During a March 15 discussion at the National Press Club in Washington, D.C., Metropolitan-Archbishop Borys Gudziak of the Ukrainian Catholic Archeparchy of Philadelphia, indicated that Francis’ outreach to Kirill since the outbreak of the war had not been reciprocated.
Guziak had hinted this could possibly change soon.
The March 16 video conference between Francis and Kirill marked their first face-to-face reunion since the two men met in Havana, Cuba, in 2016.
That encounter, which was the first ever meeting between a Roman Catholic pontiff and the Russian Orthodox patriarch, seemed to signal a historic breakthrough in Catholic-Russian Orthodox relations and plans were underway for the two to meet in person again this summer.

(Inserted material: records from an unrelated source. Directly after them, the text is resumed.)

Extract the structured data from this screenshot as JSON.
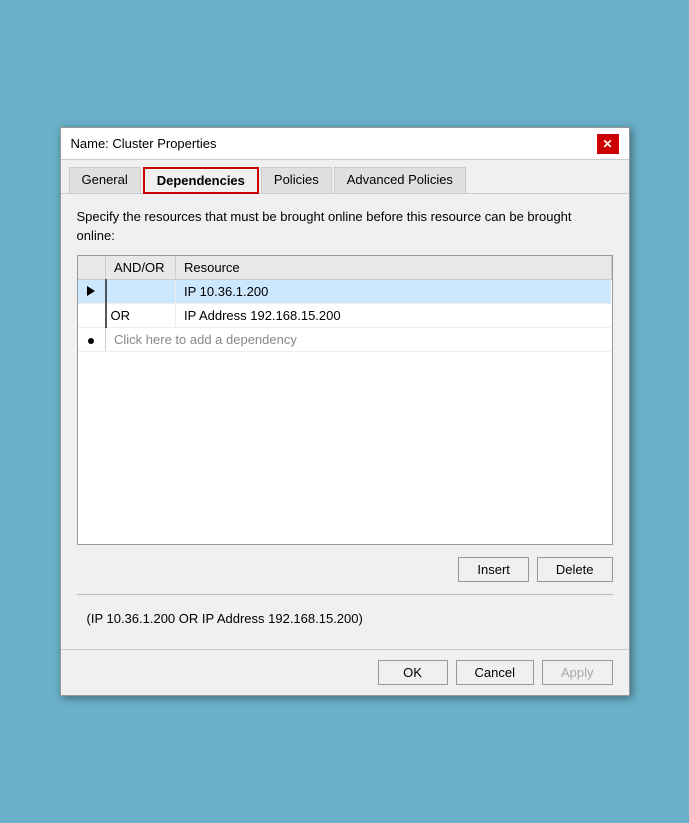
{
  "dialog": {
    "title": "Name: Cluster Properties",
    "close_label": "✕"
  },
  "tabs": [
    {
      "id": "general",
      "label": "General",
      "active": false
    },
    {
      "id": "dependencies",
      "label": "Dependencies",
      "active": true
    },
    {
      "id": "policies",
      "label": "Policies",
      "active": false
    },
    {
      "id": "advanced_policies",
      "label": "Advanced Policies",
      "active": false
    }
  ],
  "description": "Specify the resources that must be brought online before this resource can be brought online:",
  "table": {
    "headers": [
      "",
      "AND/OR",
      "Resource"
    ],
    "rows": [
      {
        "indicator": "arrow",
        "andor": "",
        "resource": "IP 10.36.1.200",
        "selected": true
      },
      {
        "indicator": "",
        "andor": "OR",
        "resource": "IP Address 192.168.15.200",
        "selected": false
      }
    ],
    "add_row_text": "Click here to add a dependency"
  },
  "buttons": {
    "insert_label": "Insert",
    "delete_label": "Delete"
  },
  "expression": "(IP 10.36.1.200  OR  IP Address 192.168.15.200)",
  "footer": {
    "ok_label": "OK",
    "cancel_label": "Cancel",
    "apply_label": "Apply"
  }
}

Kirill’s support for Putin’s invasion has not only created new ecunenical tensions but led to an unraveling among Russian Orthodox churches around the world.
The Russian patriarch has sought to portray the invasion as an effort to defend against the moral relativism and decadence of the West and argued that Ukraine is part of the “canonical territory” of the Russian Orthodox Church. To date, at least 160 Orthodox parishes in a dozen countries have sought to join other communions since the outbreak of the war.
While Kirill has since expressed his desire for an end to the conflict, he has refused to denounce Putin or Russia’s actions against Ukraine, despite pleas from religious leaders from around the globe.
Later in the day on March 16, the Vatican’s secretary of state, Cardinal Pietro Parolin, celebrated a Mass for peace in St. Peter’s Basilica in the presence of the Vatican’s diplomatic corps.
With both Russia’s Vatican ambassador, Aleksandr Avdeyev, and Ukraine’s Vatican ambassador, Andrii Yurash, in attendance, Parolin repeated the words of Pope Francis from his March 6 homily earlier this month.
“This is not just a military operation but a war,” said Parolin, again offering an explicit rejection from the Vatican of the Russian government’s repeated descriptions of their military activities as a “special military operation.”
“Don’t you think that if we listened more to our Lord’s words, weapons would be silent, indeed they would not even be produced and built?” said Parolin during his homily.
“We turn to God with a heart broken for what is happening in Ukraine,” he said. “Save this land from destruction and widespread death.”
Christopher White is the Vatican correspondent for NCR. His email address is firstname.lastname@example.org. Follow him on Twitter: @CWWhiteNCR.